As the entire advertising industry is embarking on change by rethinking optimization techniques, the idea of cohorts is gaining momentum. While Google is controlling cohorts in Chrome, marketers should be thinking about how cohorts can be used across their marketing teams and channels. The biggest challenge to building cohorts is often overlooked and comes down to being able to link all of your different marketing tactics, ensuring everyone is in sync with objectives, naming conventions, and other key details that allow your marketing and advertising to be interconnected.
Let’s consider a Facebook ad campaign alongside a Snapchat ad. Each has a name, audience, objective, and piece of creative or video. In many instances there are two different teams creating and launching these campaigns. If a marketer were to try and understand on a given day how they were performing relative to each other and the campaign data was structured below it would be very difficult:

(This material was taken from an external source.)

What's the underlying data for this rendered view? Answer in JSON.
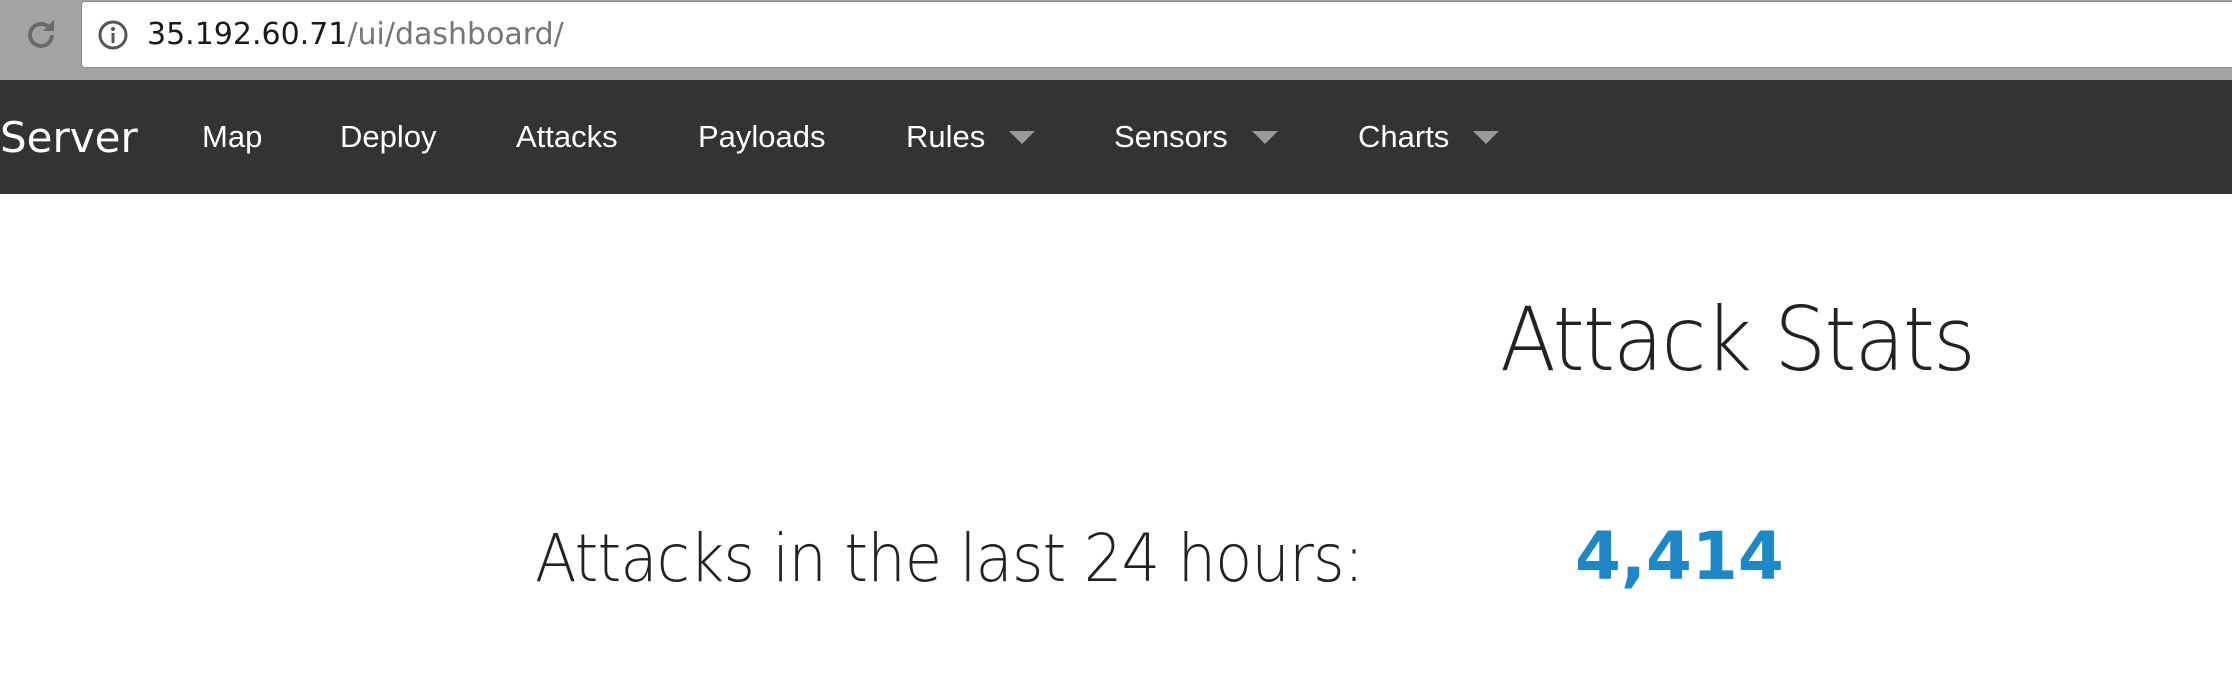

While these details don’t seem to matter on the surface because the Facebook team can understand performance and the Snap team can understand performance, it becomes difficult to do cross-platform optimization. You will notice there is limited information about the creative and it’s inconsistent. Is it a red sneaker in both campaigns or a different color sneaker across the campaigns?
Let’s take another example where there is alignment across the teams around the data strategy such that you can easily understand all of the same elements.
Even in this very simple example you can now see consistency and common data standards are in place all the way down to the length of time for the Snap ad. These small details are a key example of what needs to change to truly enable the next wave of advertising. For brands, they need to take control of their data standards and be able to communicate and use these standards throughout all of their teams to be agile and adaptable.
As cohort management gains traction, it is going to demand that brands have a platform to manage these requirements. Every marketer knows that the digital marketing landscape is unruly and always changing – if they don’t have a way to keep up with the continued change they will be left behind.
There are a number of platforms in the market already helping build cohorts around audiences and content – requiring a common understanding of data elements. Google is using the same algorithm which works for Google, but brands and platforms will end up using different hashing algorithms. In addition to the algorithm, your data elements will vary and audience sharing between advertisers and publishers will require a consistent standard as well.
At Claravine, we are helping our customers move faster by automating and managing their data standards so when a new way forward occurs, as we are seeing with cohort management, they can quickly adapt. Data standards have been overlooked for far too long and now with cookie and device level targeting becoming a thing of the past, aligning data, people, and technology is table stakes.
About the Author
Chris Comstock is Claravine’s Chief Product Officer and has more than 15 years in the digital marketing and data management fields – working as a consultant, brand and product leader for a variety of top companies. He now heads Claravine’s product vision.